**EXERCISE REQUIREMENTS:**
Read the data below. Then repeat all of it exactly.

**DATA SUPPLIED:**
++++++

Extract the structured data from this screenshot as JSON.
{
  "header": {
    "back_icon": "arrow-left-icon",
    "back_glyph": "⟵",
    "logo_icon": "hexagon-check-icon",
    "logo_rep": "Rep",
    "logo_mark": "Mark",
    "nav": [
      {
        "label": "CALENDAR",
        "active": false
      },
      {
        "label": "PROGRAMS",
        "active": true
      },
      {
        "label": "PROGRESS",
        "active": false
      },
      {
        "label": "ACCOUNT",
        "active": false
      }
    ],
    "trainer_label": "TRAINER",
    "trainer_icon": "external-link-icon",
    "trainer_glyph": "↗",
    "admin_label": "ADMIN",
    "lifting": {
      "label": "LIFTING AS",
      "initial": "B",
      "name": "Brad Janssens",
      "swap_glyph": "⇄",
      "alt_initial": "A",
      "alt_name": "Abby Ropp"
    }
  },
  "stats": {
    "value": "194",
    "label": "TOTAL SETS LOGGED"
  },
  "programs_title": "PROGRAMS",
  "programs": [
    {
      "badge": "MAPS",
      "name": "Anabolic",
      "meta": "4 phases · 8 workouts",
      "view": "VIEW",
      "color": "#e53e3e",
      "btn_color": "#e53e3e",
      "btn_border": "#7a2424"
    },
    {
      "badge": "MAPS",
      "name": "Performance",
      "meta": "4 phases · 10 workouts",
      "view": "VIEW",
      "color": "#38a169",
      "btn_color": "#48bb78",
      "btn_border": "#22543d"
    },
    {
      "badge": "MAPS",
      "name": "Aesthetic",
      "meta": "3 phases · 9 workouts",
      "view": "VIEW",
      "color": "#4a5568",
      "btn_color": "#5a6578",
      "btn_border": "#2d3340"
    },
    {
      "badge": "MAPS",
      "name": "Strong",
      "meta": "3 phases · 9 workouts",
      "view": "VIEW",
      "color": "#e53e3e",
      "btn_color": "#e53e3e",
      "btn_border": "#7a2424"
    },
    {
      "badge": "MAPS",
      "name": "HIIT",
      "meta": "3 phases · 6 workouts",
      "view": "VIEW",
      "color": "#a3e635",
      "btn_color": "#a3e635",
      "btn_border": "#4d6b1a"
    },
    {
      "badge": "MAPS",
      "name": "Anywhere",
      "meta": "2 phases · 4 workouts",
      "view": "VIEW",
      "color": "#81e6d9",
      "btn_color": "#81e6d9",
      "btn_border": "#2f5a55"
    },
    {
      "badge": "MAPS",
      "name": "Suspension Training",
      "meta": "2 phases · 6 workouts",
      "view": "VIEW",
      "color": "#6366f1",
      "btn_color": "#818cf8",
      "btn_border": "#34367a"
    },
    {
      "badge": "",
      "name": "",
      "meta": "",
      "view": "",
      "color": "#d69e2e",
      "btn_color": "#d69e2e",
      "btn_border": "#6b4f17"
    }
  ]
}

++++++

**SOLUTION TO THE EXERCISE:**
Extract the structured data from this screenshot as JSON.
{
  "header": {
    "back_icon": "arrow-left-icon",
    "back_glyph": "⟵",
    "logo_icon": "hexagon-check-icon",
    "logo_rep": "Rep",
    "logo_mark": "Mark",
    "nav": [
      {
        "label": "CALENDAR",
        "active": false
      },
      {
        "label": "PROGRAMS",
        "active": true
      },
      {
        "label": "PROGRESS",
        "active": false
      },
      {
        "label": "ACCOUNT",
        "active": false
      }
    ],
    "trainer_label": "TRAINER",
    "trainer_icon": "external-link-icon",
    "trainer_glyph": "↗",
    "admin_label": "ADMIN",
    "lifting": {
      "label": "LIFTING AS",
      "initial": "B",
      "name": "Brad Janssens",
      "swap_glyph": "⇄",
      "alt_initial": "A",
      "alt_name": "Abby Ropp"
    }
  },
  "stats": {
    "value": "194",
    "label": "TOTAL SETS LOGGED"
  },
  "programs_title": "PROGRAMS",
  "programs": [
    {
      "badge": "MAPS",
      "name": "Anabolic",
      "meta": "4 phases · 8 workouts",
      "view": "VIEW",
      "color": "#e53e3e",
      "btn_color": "#e53e3e",
      "btn_border": "#7a2424"
    },
    {
      "badge": "MAPS",
      "name": "Performance",
      "meta": "4 phases · 10 workouts",
      "view": "VIEW",
      "color": "#38a169",
      "btn_color": "#48bb78",
      "btn_border": "#22543d"
    },
    {
      "badge": "MAPS",
      "name": "Aesthetic",
      "meta": "3 phases · 9 workouts",
      "view": "VIEW",
      "color": "#4a5568",
      "btn_color": "#5a6578",
      "btn_border": "#2d3340"
    },
    {
      "badge": "MAPS",
      "name": "Strong",
      "meta": "3 phases · 9 workouts",
      "view": "VIEW",
      "color": "#e53e3e",
      "btn_color": "#e53e3e",
      "btn_border": "#7a2424"
    },
    {
      "badge": "MAPS",
      "name": "HIIT",
      "meta": "3 phases · 6 workouts",
      "view": "VIEW",
      "color": "#a3e635",
      "btn_color": "#a3e635",
      "btn_border": "#4d6b1a"
    },
    {
      "badge": "MAPS",
      "name": "Anywhere",
      "meta": "2 phases · 4 workouts",
      "view": "VIEW",
      "color": "#81e6d9",
      "btn_color": "#81e6d9",
      "btn_border": "#2f5a55"
    },
    {
      "badge": "MAPS",
      "name": "Suspension Training",
      "meta": "2 phases · 6 workouts",
      "view": "VIEW",
      "color": "#6366f1",
      "btn_color": "#818cf8",
      "btn_border": "#34367a"
    },
    {
      "badge": "",
      "name": "",
      "meta": "",
      "view": "",
      "color": "#d69e2e",
      "btn_color": "#d69e2e",
      "btn_border": "#6b4f17"
    }
  ]
}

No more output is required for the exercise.